- The placenta is the only biological structure that can cause the death or injury to more than one person at the same time. TTTS can occur at any time during a pregnancy, even when the mother is in labor at full-term. The placental abnormalities determine when and to what degree a transfusion occurs between the twins.
- Unequal Placental share can magnify the effects of TTTS. TTTS is caused by an unequal flow in shared blood vessels, but the pregnancy may also be further complicated from the babies having an unequal share of the placenta, which is something different. Placental share is determined by ‘independent’ blood vessels to each baby’s cord. Unequal placental share contributes to a size difference between the babies, and may force an earlier delivery if the baby stops growing, and may contribute to the baby’s passing after laser surgery as the shared vessels are cauterized and the baby may not have enough placental share to continue growing.
Twin to Twin Transfusion Syndrome is not caused by the Parents or the Babies.
Please watch and share this post or the video on YouTube. It will also be on my Facebook page.
Ps. This was about take number 20.
Pps. This was also after a day with no naps, and before dinner.
Ppps. Thank you so much for watching and for your support!
Thank you again for watching, and thank you for helping me spread awareness about Twin to Twin Transfusion Syndrome. If you have any questions, please feel free to comment below, and you can always visit the TTTS Foundation right HERE.

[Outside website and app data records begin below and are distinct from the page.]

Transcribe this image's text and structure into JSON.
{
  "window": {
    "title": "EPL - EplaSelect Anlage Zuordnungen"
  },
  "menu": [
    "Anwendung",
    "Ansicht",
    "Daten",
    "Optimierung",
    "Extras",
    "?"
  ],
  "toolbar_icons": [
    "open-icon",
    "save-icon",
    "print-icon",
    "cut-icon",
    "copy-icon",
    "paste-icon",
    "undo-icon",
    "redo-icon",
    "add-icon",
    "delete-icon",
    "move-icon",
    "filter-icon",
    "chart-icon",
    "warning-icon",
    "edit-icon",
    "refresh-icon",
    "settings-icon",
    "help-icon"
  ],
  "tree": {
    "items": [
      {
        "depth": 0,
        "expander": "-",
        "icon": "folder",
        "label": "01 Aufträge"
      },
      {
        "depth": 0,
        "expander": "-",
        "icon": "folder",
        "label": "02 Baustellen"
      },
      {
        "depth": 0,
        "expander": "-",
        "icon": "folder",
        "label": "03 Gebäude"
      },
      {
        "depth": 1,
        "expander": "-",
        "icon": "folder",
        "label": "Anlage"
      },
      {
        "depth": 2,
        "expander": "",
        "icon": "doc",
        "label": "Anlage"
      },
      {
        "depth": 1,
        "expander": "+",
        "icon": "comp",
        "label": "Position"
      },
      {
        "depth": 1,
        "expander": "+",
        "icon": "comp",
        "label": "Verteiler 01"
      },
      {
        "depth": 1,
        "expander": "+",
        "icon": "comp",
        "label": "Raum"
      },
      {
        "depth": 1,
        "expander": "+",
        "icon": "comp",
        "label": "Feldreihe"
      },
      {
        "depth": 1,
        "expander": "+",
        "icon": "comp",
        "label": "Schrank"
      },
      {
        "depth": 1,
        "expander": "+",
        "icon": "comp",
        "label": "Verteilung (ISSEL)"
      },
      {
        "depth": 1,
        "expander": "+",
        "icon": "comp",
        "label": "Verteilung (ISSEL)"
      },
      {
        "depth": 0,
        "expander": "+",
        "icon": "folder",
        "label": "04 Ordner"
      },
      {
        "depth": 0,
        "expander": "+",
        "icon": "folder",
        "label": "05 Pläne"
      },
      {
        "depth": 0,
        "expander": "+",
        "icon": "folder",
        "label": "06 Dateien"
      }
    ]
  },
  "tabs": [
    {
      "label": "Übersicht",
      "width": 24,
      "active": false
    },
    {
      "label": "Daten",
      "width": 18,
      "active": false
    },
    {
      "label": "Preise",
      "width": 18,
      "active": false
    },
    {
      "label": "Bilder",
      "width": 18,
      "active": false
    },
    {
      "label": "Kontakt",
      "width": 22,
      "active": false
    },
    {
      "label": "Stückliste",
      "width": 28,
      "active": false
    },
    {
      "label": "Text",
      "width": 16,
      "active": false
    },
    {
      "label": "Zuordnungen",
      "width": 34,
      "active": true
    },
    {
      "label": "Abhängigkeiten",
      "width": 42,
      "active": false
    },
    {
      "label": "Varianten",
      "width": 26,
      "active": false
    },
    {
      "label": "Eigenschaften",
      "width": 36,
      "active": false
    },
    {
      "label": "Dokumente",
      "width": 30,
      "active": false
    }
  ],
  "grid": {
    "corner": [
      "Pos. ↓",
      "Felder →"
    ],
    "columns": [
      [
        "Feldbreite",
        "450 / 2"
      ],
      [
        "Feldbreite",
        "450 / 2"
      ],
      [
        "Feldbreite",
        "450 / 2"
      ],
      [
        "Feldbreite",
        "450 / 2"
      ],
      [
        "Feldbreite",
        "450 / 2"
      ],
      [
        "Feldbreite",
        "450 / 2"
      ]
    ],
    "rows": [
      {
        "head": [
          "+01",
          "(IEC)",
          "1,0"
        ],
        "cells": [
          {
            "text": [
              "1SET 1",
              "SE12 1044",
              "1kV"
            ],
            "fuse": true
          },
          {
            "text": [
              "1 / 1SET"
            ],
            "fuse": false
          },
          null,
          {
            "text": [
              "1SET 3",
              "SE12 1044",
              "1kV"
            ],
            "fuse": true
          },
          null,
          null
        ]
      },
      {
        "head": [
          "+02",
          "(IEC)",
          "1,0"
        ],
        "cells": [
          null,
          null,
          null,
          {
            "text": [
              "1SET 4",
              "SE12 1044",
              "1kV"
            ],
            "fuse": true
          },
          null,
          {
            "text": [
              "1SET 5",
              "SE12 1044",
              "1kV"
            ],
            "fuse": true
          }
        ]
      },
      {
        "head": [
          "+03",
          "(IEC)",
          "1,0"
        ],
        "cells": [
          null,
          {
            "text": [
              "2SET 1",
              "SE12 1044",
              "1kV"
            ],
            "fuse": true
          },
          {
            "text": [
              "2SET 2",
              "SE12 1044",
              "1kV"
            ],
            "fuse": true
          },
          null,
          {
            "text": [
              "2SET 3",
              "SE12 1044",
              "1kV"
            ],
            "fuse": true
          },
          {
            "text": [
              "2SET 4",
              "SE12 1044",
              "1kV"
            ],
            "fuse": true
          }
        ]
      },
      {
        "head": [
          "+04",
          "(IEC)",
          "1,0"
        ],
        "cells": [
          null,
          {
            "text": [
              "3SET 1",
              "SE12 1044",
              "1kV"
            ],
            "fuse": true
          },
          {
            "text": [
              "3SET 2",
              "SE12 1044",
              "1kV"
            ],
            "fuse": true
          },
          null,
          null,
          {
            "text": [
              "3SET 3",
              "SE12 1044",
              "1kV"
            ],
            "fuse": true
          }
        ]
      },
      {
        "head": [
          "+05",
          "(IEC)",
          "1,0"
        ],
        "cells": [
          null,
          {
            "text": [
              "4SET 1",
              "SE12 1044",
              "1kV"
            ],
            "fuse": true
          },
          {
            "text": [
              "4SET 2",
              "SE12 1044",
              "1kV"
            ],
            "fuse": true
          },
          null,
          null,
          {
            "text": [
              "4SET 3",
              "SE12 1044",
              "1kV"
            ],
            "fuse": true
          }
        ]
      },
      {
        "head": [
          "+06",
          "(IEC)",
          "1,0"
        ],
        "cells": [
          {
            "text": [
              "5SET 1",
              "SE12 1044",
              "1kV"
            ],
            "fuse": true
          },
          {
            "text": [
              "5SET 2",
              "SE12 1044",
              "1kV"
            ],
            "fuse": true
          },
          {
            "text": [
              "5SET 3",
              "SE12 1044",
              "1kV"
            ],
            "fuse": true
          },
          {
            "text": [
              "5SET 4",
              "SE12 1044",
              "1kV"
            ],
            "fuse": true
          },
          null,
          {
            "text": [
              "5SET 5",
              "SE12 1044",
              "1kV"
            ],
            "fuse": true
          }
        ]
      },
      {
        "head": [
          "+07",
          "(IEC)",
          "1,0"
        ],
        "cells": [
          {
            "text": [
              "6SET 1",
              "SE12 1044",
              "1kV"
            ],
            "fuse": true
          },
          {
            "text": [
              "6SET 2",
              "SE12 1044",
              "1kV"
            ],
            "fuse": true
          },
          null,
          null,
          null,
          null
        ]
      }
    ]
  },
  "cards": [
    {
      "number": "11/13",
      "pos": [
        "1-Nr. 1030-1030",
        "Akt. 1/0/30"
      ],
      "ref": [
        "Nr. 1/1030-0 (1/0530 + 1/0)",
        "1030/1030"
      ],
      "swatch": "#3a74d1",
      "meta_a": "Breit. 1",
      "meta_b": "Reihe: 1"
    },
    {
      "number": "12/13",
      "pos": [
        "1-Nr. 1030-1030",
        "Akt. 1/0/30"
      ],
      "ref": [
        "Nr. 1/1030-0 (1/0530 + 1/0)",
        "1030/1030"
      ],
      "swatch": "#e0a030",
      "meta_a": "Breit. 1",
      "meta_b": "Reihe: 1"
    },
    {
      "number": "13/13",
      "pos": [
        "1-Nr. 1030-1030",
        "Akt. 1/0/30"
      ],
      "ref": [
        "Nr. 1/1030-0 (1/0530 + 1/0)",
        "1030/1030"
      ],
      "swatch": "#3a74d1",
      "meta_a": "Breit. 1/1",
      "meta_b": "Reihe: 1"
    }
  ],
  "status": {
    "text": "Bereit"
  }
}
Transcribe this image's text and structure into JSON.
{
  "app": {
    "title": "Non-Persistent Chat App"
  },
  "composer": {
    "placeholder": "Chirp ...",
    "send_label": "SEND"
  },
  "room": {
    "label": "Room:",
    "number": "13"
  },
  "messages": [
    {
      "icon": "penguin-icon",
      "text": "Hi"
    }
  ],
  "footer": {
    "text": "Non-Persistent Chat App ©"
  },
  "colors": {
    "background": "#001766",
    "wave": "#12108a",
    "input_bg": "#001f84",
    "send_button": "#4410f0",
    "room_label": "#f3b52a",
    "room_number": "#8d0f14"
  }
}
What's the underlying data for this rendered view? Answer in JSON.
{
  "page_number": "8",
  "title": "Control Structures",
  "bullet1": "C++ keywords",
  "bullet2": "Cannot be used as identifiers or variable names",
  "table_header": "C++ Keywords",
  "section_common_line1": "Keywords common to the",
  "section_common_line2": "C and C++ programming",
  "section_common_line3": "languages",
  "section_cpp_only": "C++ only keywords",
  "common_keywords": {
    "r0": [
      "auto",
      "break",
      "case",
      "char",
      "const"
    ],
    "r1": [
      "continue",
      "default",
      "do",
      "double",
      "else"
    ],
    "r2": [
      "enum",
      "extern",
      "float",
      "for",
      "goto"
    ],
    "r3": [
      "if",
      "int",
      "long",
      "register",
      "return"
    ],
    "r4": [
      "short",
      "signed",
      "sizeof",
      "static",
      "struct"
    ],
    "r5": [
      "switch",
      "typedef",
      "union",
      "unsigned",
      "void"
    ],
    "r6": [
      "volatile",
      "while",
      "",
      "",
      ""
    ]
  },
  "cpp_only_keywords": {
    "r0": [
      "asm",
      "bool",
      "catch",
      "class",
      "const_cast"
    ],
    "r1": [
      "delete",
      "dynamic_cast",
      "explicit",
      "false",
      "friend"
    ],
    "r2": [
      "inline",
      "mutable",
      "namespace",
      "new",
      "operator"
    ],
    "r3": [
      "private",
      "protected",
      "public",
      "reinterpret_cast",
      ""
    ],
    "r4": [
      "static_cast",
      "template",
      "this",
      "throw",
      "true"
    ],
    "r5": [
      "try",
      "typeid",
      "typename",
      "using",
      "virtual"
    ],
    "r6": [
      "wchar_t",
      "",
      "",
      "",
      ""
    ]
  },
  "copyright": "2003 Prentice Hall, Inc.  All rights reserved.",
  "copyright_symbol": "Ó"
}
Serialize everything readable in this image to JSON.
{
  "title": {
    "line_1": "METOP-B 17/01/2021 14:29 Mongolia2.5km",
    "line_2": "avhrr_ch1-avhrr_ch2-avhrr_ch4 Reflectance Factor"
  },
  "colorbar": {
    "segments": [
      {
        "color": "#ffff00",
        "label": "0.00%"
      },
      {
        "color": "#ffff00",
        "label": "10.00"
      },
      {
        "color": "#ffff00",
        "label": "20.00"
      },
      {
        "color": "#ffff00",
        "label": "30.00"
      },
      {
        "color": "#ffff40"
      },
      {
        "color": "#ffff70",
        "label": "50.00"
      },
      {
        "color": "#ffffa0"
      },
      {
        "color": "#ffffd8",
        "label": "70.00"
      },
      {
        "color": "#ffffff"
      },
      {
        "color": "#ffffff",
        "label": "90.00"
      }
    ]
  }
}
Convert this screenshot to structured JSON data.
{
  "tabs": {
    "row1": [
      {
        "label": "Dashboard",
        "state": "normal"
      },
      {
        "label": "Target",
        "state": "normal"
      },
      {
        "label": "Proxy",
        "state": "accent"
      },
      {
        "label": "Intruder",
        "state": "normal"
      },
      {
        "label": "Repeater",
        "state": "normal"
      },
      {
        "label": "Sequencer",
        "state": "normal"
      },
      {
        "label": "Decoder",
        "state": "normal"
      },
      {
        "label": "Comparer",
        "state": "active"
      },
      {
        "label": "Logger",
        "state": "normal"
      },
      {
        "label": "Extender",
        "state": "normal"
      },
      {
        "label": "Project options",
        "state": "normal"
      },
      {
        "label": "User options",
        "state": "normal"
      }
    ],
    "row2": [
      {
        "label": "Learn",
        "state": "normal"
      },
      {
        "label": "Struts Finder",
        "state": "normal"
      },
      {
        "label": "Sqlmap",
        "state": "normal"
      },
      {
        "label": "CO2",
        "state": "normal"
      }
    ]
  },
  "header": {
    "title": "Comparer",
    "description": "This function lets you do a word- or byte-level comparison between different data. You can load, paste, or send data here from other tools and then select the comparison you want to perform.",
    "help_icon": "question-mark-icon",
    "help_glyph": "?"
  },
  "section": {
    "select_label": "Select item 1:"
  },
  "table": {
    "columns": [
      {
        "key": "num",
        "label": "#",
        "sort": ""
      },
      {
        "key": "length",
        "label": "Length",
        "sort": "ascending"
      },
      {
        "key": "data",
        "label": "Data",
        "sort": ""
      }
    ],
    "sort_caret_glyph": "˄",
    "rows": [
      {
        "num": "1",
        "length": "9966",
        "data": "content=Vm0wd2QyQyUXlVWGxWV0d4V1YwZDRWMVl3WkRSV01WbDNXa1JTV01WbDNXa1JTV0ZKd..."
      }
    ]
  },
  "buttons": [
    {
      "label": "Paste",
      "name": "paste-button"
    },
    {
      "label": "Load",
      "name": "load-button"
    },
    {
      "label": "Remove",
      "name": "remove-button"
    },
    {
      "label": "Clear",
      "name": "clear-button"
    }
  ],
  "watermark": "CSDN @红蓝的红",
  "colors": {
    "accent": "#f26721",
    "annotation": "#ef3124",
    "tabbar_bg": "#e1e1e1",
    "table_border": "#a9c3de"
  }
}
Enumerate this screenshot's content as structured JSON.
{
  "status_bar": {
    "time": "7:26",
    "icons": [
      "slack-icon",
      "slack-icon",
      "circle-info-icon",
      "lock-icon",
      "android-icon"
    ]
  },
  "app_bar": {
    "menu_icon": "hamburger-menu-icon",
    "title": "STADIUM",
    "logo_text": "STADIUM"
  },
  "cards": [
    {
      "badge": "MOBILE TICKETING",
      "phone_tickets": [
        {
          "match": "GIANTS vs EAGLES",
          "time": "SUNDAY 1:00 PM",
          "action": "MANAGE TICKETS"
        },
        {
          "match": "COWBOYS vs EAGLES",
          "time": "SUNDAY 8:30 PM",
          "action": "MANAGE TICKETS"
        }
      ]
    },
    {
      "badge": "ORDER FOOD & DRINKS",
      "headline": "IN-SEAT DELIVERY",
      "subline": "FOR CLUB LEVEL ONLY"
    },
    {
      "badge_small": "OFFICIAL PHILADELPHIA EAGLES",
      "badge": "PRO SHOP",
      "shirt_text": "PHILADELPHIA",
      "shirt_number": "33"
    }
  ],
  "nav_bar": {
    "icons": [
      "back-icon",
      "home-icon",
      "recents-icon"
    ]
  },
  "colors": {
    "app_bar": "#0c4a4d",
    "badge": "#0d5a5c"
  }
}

I had pretty much no idea about this until I read your post. Thank you so much for educating me, I’m definitely going to read more about this.
This is incredible! 25 weeks is sooo early!! You’re effort in creating awareness has defintely enlightened me!
Thank you so much!
Karin Rambo says
I had never even heard of this so thank you for getting the word out about it!
Thank you for sharing these facts! TTTS is not something I had heard of before, so it’s great to learn more about it. I really appreciate it. 🙂
Jennifer Dodrill @ All-In-One-Mom says
Thank you for being open & honest about your journey with your twins. Parenting is tough and the more people know about this the better it is for you & the kids.
I have a lot of trouble finding an opportunity to watch videos 🙁 I love what you are doing to raise awareness! I will continue to follow along!
Thank you! ps. It’s only about 2 minutes 🙂
Cynthia @craftoflaughter says
So informative! Your boys are so adorable! I enjoy their stories
Lauren Runyan says
Thank you for sharing and allowing people like me to become aware of what TTTS is! Also, your boys are adorable:)
Thank you for reading!
I had no idea bout this! Definitely interesting. I’m not quite at this stage in my life, but it’s good to be aware! Thanks 🙂
Thank you for reading! Every person I can reach makes an impact!
Never heard of TTS up until now. Thank you for the post and the video! 🙂
Thank you for reading and watching!
This is a wonderful post. Thank you for sharing.
You are such an amazing and inspirational woman. The patience and care that you give your children is beautiful. Whats more amazing is how you share that care with the world. Thank you for educating us on this topic. Ill be sharing this post to help you spread the message 😉
Thank you so much Sacha. I appreciate your comments so much, and I also appreciate your help in spreading awareness. Thank you.
I had never heard of TTTS either! Thank you for being so open, honest and informative!
Your blog looks fantastic! 🙂 Love the changes.